|EP1153589A3 *||Mar 6, 1997||Apr 17, 2002||Kimberly-Clark GmbH||Absorbent article for distributing liquids|
|WO1996016622A1 *||Nov 21, 1995||Jun 6, 1996||The Procter & Gamble Company||Absorbent article|
|WO1999025550A1 *||Nov 6, 1998||May 27, 1999||Kimberly-Clark Worldwide, Inc.||Multilayer cover system and method for producing same|
|WO1999039671A1 *||Feb 2, 1999||Aug 12, 1999||The Procter & Gamble Company||Absorbent article comprising topsheet with masking capabilities|

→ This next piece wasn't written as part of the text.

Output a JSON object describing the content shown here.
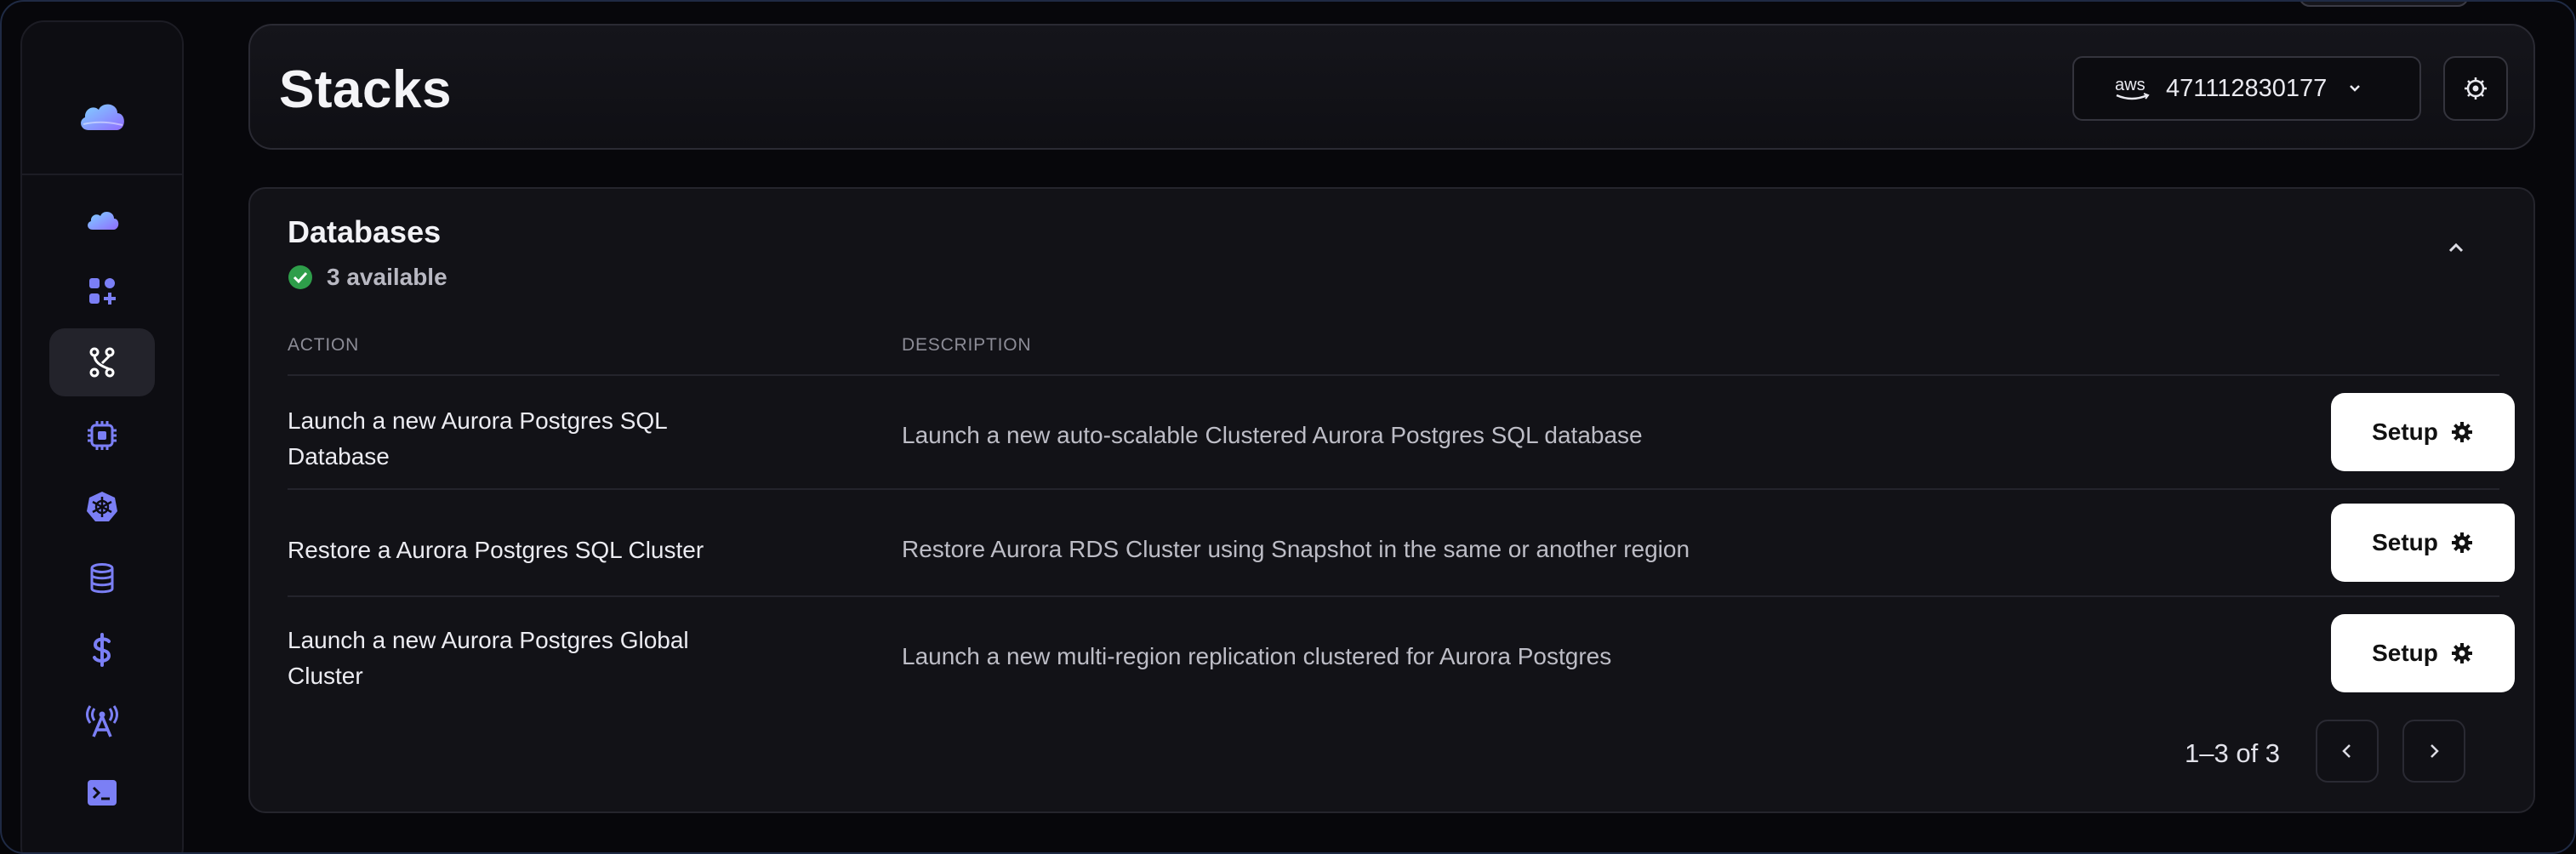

|WO2001090465A2 *||May 17, 2001||Nov 29, 2001||Kimberly-Clark Worldwide, Inc.||Topsheet and transfer layer for an absorbent article|
|WO2001090465A3 *||May 17, 2001||Apr 4, 2002||Kimberly Clark Co||Topsheet and transfer layer for an absorbent article|
|WO2001097733A1 *||Jun 21, 2000||Dec 27, 2001||The Procter & Gamble Company|
|WO2003051261A1 *||Aug 6, 2002||Jun 26, 2003||Kimberly-Clark Worldwide, Inc.||Topsheet with filaments and fine fibers|
|U.S. Classification||604/378, 604/383, 604/385.101, 604/358, 604/362|
|Cooperative Classification||A61F13/53747, A61F13/512, A61F13/51394, A61F2013/15406, A61F2013/53782|
|European Classification||A61F13/512, A61F13/537C2|
|May 12, 1993||AS||Assignment|
Owner name: KIMBERLY-CLARK CORPORATION, WISCONSIN
Free format text: ASSIGNMENT OF ASSIGNORS INTEREST;ASSIGNORS:GILMAN, THOMAS HARRY;MITCHLER, PATRICIA ANN;REEL/FRAME:006536/0016
Effective date: 19930511
|Apr 21, 1997||AS||Assignment|
Owner name: KIMBERLY-CLARK WORLDWIDE, INC., WISCONSIN
Free format text: ASSIGNMENT OF ASSIGNORS INTEREST;ASSIGNOR:KIMBERLY-CLARK CORPORATION;REEL/FRAME:008519/0919
Effective date: 19961130
|Jan 28, 1999||FPAY||Fee payment|
Year of fee payment: 4
|Dec 30, 2002||FPAY||Fee payment|
Year of fee payment: 8
|Feb 14, 2007||REMI||Maintenance fee reminder mailed|
|Aug 1, 2007||LAPS||Lapse for failure to pay maintenance fees|
|Sep 18, 2007||FP||Expired due to failure to pay maintenance fee|
Effective date: 20070801